*EXERCISE DIRECTIONS:* The answer must be the full data, restated word for word, with no pictures in it.

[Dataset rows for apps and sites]
------------------------------------------------------------------------
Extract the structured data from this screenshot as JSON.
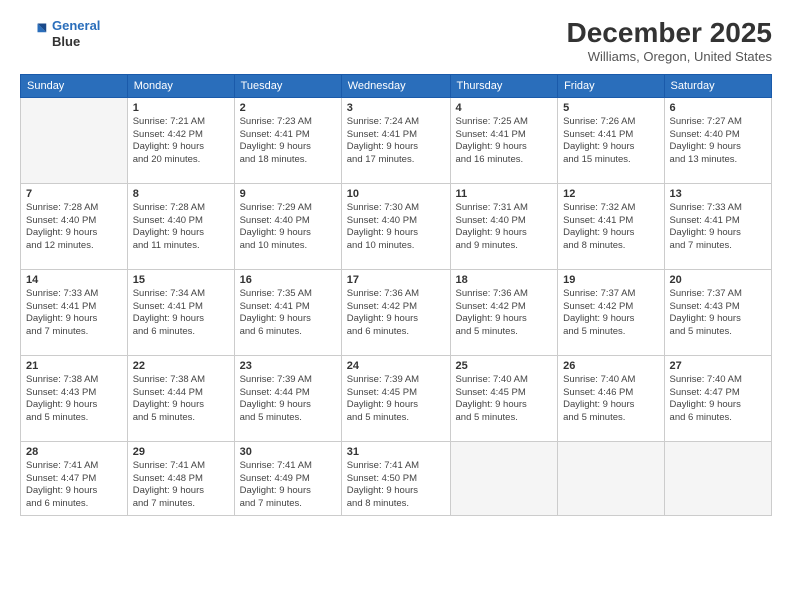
{
  "header": {
    "logo_line1": "General",
    "logo_line2": "Blue",
    "month": "December 2025",
    "location": "Williams, Oregon, United States"
  },
  "columns": [
    "Sunday",
    "Monday",
    "Tuesday",
    "Wednesday",
    "Thursday",
    "Friday",
    "Saturday"
  ],
  "weeks": [
    [
      {
        "day": "",
        "info": ""
      },
      {
        "day": "1",
        "info": "Sunrise: 7:21 AM\nSunset: 4:42 PM\nDaylight: 9 hours\nand 20 minutes."
      },
      {
        "day": "2",
        "info": "Sunrise: 7:23 AM\nSunset: 4:41 PM\nDaylight: 9 hours\nand 18 minutes."
      },
      {
        "day": "3",
        "info": "Sunrise: 7:24 AM\nSunset: 4:41 PM\nDaylight: 9 hours\nand 17 minutes."
      },
      {
        "day": "4",
        "info": "Sunrise: 7:25 AM\nSunset: 4:41 PM\nDaylight: 9 hours\nand 16 minutes."
      },
      {
        "day": "5",
        "info": "Sunrise: 7:26 AM\nSunset: 4:41 PM\nDaylight: 9 hours\nand 15 minutes."
      },
      {
        "day": "6",
        "info": "Sunrise: 7:27 AM\nSunset: 4:40 PM\nDaylight: 9 hours\nand 13 minutes."
      }
    ],
    [
      {
        "day": "7",
        "info": "Sunrise: 7:28 AM\nSunset: 4:40 PM\nDaylight: 9 hours\nand 12 minutes."
      },
      {
        "day": "8",
        "info": "Sunrise: 7:28 AM\nSunset: 4:40 PM\nDaylight: 9 hours\nand 11 minutes."
      },
      {
        "day": "9",
        "info": "Sunrise: 7:29 AM\nSunset: 4:40 PM\nDaylight: 9 hours\nand 10 minutes."
      },
      {
        "day": "10",
        "info": "Sunrise: 7:30 AM\nSunset: 4:40 PM\nDaylight: 9 hours\nand 10 minutes."
      },
      {
        "day": "11",
        "info": "Sunrise: 7:31 AM\nSunset: 4:40 PM\nDaylight: 9 hours\nand 9 minutes."
      },
      {
        "day": "12",
        "info": "Sunrise: 7:32 AM\nSunset: 4:41 PM\nDaylight: 9 hours\nand 8 minutes."
      },
      {
        "day": "13",
        "info": "Sunrise: 7:33 AM\nSunset: 4:41 PM\nDaylight: 9 hours\nand 7 minutes."
      }
    ],
    [
      {
        "day": "14",
        "info": "Sunrise: 7:33 AM\nSunset: 4:41 PM\nDaylight: 9 hours\nand 7 minutes."
      },
      {
        "day": "15",
        "info": "Sunrise: 7:34 AM\nSunset: 4:41 PM\nDaylight: 9 hours\nand 6 minutes."
      },
      {
        "day": "16",
        "info": "Sunrise: 7:35 AM\nSunset: 4:41 PM\nDaylight: 9 hours\nand 6 minutes."
      },
      {
        "day": "17",
        "info": "Sunrise: 7:36 AM\nSunset: 4:42 PM\nDaylight: 9 hours\nand 6 minutes."
      },
      {
        "day": "18",
        "info": "Sunrise: 7:36 AM\nSunset: 4:42 PM\nDaylight: 9 hours\nand 5 minutes."
      },
      {
        "day": "19",
        "info": "Sunrise: 7:37 AM\nSunset: 4:42 PM\nDaylight: 9 hours\nand 5 minutes."
      },
      {
        "day": "20",
        "info": "Sunrise: 7:37 AM\nSunset: 4:43 PM\nDaylight: 9 hours\nand 5 minutes."
      }
    ],
    [
      {
        "day": "21",
        "info": "Sunrise: 7:38 AM\nSunset: 4:43 PM\nDaylight: 9 hours\nand 5 minutes."
      },
      {
        "day": "22",
        "info": "Sunrise: 7:38 AM\nSunset: 4:44 PM\nDaylight: 9 hours\nand 5 minutes."
      },
      {
        "day": "23",
        "info": "Sunrise: 7:39 AM\nSunset: 4:44 PM\nDaylight: 9 hours\nand 5 minutes."
      },
      {
        "day": "24",
        "info": "Sunrise: 7:39 AM\nSunset: 4:45 PM\nDaylight: 9 hours\nand 5 minutes."
      },
      {
        "day": "25",
        "info": "Sunrise: 7:40 AM\nSunset: 4:45 PM\nDaylight: 9 hours\nand 5 minutes."
      },
      {
        "day": "26",
        "info": "Sunrise: 7:40 AM\nSunset: 4:46 PM\nDaylight: 9 hours\nand 5 minutes."
      },
      {
        "day": "27",
        "info": "Sunrise: 7:40 AM\nSunset: 4:47 PM\nDaylight: 9 hours\nand 6 minutes."
      }
    ],
    [
      {
        "day": "28",
        "info": "Sunrise: 7:41 AM\nSunset: 4:47 PM\nDaylight: 9 hours\nand 6 minutes."
      },
      {
        "day": "29",
        "info": "Sunrise: 7:41 AM\nSunset: 4:48 PM\nDaylight: 9 hours\nand 7 minutes."
      },
      {
        "day": "30",
        "info": "Sunrise: 7:41 AM\nSunset: 4:49 PM\nDaylight: 9 hours\nand 7 minutes."
      },
      {
        "day": "31",
        "info": "Sunrise: 7:41 AM\nSunset: 4:50 PM\nDaylight: 9 hours\nand 8 minutes."
      },
      {
        "day": "",
        "info": ""
      },
      {
        "day": "",
        "info": ""
      },
      {
        "day": "",
        "info": ""
      }
    ]
  ]
}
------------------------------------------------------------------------
*RESULT:*
Extract the structured data from this screenshot as JSON.
{
  "header": {
    "logo_line1": "General",
    "logo_line2": "Blue",
    "month": "December 2025",
    "location": "Williams, Oregon, United States"
  },
  "columns": [
    "Sunday",
    "Monday",
    "Tuesday",
    "Wednesday",
    "Thursday",
    "Friday",
    "Saturday"
  ],
  "weeks": [
    [
      {
        "day": "",
        "info": ""
      },
      {
        "day": "1",
        "info": "Sunrise: 7:21 AM\nSunset: 4:42 PM\nDaylight: 9 hours\nand 20 minutes."
      },
      {
        "day": "2",
        "info": "Sunrise: 7:23 AM\nSunset: 4:41 PM\nDaylight: 9 hours\nand 18 minutes."
      },
      {
        "day": "3",
        "info": "Sunrise: 7:24 AM\nSunset: 4:41 PM\nDaylight: 9 hours\nand 17 minutes."
      },
      {
        "day": "4",
        "info": "Sunrise: 7:25 AM\nSunset: 4:41 PM\nDaylight: 9 hours\nand 16 minutes."
      },
      {
        "day": "5",
        "info": "Sunrise: 7:26 AM\nSunset: 4:41 PM\nDaylight: 9 hours\nand 15 minutes."
      },
      {
        "day": "6",
        "info": "Sunrise: 7:27 AM\nSunset: 4:40 PM\nDaylight: 9 hours\nand 13 minutes."
      }
    ],
    [
      {
        "day": "7",
        "info": "Sunrise: 7:28 AM\nSunset: 4:40 PM\nDaylight: 9 hours\nand 12 minutes."
      },
      {
        "day": "8",
        "info": "Sunrise: 7:28 AM\nSunset: 4:40 PM\nDaylight: 9 hours\nand 11 minutes."
      },
      {
        "day": "9",
        "info": "Sunrise: 7:29 AM\nSunset: 4:40 PM\nDaylight: 9 hours\nand 10 minutes."
      },
      {
        "day": "10",
        "info": "Sunrise: 7:30 AM\nSunset: 4:40 PM\nDaylight: 9 hours\nand 10 minutes."
      },
      {
        "day": "11",
        "info": "Sunrise: 7:31 AM\nSunset: 4:40 PM\nDaylight: 9 hours\nand 9 minutes."
      },
      {
        "day": "12",
        "info": "Sunrise: 7:32 AM\nSunset: 4:41 PM\nDaylight: 9 hours\nand 8 minutes."
      },
      {
        "day": "13",
        "info": "Sunrise: 7:33 AM\nSunset: 4:41 PM\nDaylight: 9 hours\nand 7 minutes."
      }
    ],
    [
      {
        "day": "14",
        "info": "Sunrise: 7:33 AM\nSunset: 4:41 PM\nDaylight: 9 hours\nand 7 minutes."
      },
      {
        "day": "15",
        "info": "Sunrise: 7:34 AM\nSunset: 4:41 PM\nDaylight: 9 hours\nand 6 minutes."
      },
      {
        "day": "16",
        "info": "Sunrise: 7:35 AM\nSunset: 4:41 PM\nDaylight: 9 hours\nand 6 minutes."
      },
      {
        "day": "17",
        "info": "Sunrise: 7:36 AM\nSunset: 4:42 PM\nDaylight: 9 hours\nand 6 minutes."
      },
      {
        "day": "18",
        "info": "Sunrise: 7:36 AM\nSunset: 4:42 PM\nDaylight: 9 hours\nand 5 minutes."
      },
      {
        "day": "19",
        "info": "Sunrise: 7:37 AM\nSunset: 4:42 PM\nDaylight: 9 hours\nand 5 minutes."
      },
      {
        "day": "20",
        "info": "Sunrise: 7:37 AM\nSunset: 4:43 PM\nDaylight: 9 hours\nand 5 minutes."
      }
    ],
    [
      {
        "day": "21",
        "info": "Sunrise: 7:38 AM\nSunset: 4:43 PM\nDaylight: 9 hours\nand 5 minutes."
      },
      {
        "day": "22",
        "info": "Sunrise: 7:38 AM\nSunset: 4:44 PM\nDaylight: 9 hours\nand 5 minutes."
      },
      {
        "day": "23",
        "info": "Sunrise: 7:39 AM\nSunset: 4:44 PM\nDaylight: 9 hours\nand 5 minutes."
      },
      {
        "day": "24",
        "info": "Sunrise: 7:39 AM\nSunset: 4:45 PM\nDaylight: 9 hours\nand 5 minutes."
      },
      {
        "day": "25",
        "info": "Sunrise: 7:40 AM\nSunset: 4:45 PM\nDaylight: 9 hours\nand 5 minutes."
      },
      {
        "day": "26",
        "info": "Sunrise: 7:40 AM\nSunset: 4:46 PM\nDaylight: 9 hours\nand 5 minutes."
      },
      {
        "day": "27",
        "info": "Sunrise: 7:40 AM\nSunset: 4:47 PM\nDaylight: 9 hours\nand 6 minutes."
      }
    ],
    [
      {
        "day": "28",
        "info": "Sunrise: 7:41 AM\nSunset: 4:47 PM\nDaylight: 9 hours\nand 6 minutes."
      },
      {
        "day": "29",
        "info": "Sunrise: 7:41 AM\nSunset: 4:48 PM\nDaylight: 9 hours\nand 7 minutes."
      },
      {
        "day": "30",
        "info": "Sunrise: 7:41 AM\nSunset: 4:49 PM\nDaylight: 9 hours\nand 7 minutes."
      },
      {
        "day": "31",
        "info": "Sunrise: 7:41 AM\nSunset: 4:50 PM\nDaylight: 9 hours\nand 8 minutes."
      },
      {
        "day": "",
        "info": ""
      },
      {
        "day": "",
        "info": ""
      },
      {
        "day": "",
        "info": ""
      }
    ]
  ]
}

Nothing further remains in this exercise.